- [Problem details] When you write out the entries, keep every line exactly as it appears.

====== Supplied records ======

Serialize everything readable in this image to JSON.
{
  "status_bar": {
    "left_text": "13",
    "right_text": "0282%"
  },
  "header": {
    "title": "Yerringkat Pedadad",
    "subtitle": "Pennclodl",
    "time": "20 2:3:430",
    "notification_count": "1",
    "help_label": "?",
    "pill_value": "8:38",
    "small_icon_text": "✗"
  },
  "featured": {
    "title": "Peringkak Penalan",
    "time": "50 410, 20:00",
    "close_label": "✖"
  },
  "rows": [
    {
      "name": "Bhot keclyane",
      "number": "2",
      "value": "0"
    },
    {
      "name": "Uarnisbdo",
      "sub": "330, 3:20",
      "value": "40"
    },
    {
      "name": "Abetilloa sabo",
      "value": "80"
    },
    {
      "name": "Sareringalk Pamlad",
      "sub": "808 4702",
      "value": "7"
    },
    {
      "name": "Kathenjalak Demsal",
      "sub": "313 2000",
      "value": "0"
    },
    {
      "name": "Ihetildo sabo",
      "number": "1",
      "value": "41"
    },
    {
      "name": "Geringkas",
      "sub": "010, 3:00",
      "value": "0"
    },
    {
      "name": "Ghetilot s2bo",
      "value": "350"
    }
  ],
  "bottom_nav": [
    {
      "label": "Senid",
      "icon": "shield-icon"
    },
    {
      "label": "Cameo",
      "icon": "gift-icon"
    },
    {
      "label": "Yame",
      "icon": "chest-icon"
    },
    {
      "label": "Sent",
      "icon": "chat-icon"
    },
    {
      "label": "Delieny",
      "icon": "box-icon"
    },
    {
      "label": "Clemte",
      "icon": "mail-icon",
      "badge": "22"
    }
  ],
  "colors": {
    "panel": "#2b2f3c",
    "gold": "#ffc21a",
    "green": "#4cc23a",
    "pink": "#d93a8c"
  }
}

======

- [Answer below]
Serialize everything readable in this image to JSON.
{
  "status_bar": {
    "left_text": "13",
    "right_text": "0282%"
  },
  "header": {
    "title": "Yerringkat Pedadad",
    "subtitle": "Pennclodl",
    "time": "20 2:3:430",
    "notification_count": "1",
    "help_label": "?",
    "pill_value": "8:38",
    "small_icon_text": "✗"
  },
  "featured": {
    "title": "Peringkak Penalan",
    "time": "50 410, 20:00",
    "close_label": "✖"
  },
  "rows": [
    {
      "name": "Bhot keclyane",
      "number": "2",
      "value": "0"
    },
    {
      "name": "Uarnisbdo",
      "sub": "330, 3:20",
      "value": "40"
    },
    {
      "name": "Abetilloa sabo",
      "value": "80"
    },
    {
      "name": "Sareringalk Pamlad",
      "sub": "808 4702",
      "value": "7"
    },
    {
      "name": "Kathenjalak Demsal",
      "sub": "313 2000",
      "value": "0"
    },
    {
      "name": "Ihetildo sabo",
      "number": "1",
      "value": "41"
    },
    {
      "name": "Geringkas",
      "sub": "010, 3:00",
      "value": "0"
    },
    {
      "name": "Ghetilot s2bo",
      "value": "350"
    }
  ],
  "bottom_nav": [
    {
      "label": "Senid",
      "icon": "shield-icon"
    },
    {
      "label": "Cameo",
      "icon": "gift-icon"
    },
    {
      "label": "Yame",
      "icon": "chest-icon"
    },
    {
      "label": "Sent",
      "icon": "chat-icon"
    },
    {
      "label": "Delieny",
      "icon": "box-icon"
    },
    {
      "label": "Clemte",
      "icon": "mail-icon",
      "badge": "22"
    }
  ],
  "colors": {
    "panel": "#2b2f3c",
    "gold": "#ffc21a",
    "green": "#4cc23a",
    "pink": "#d93a8c"
  }
}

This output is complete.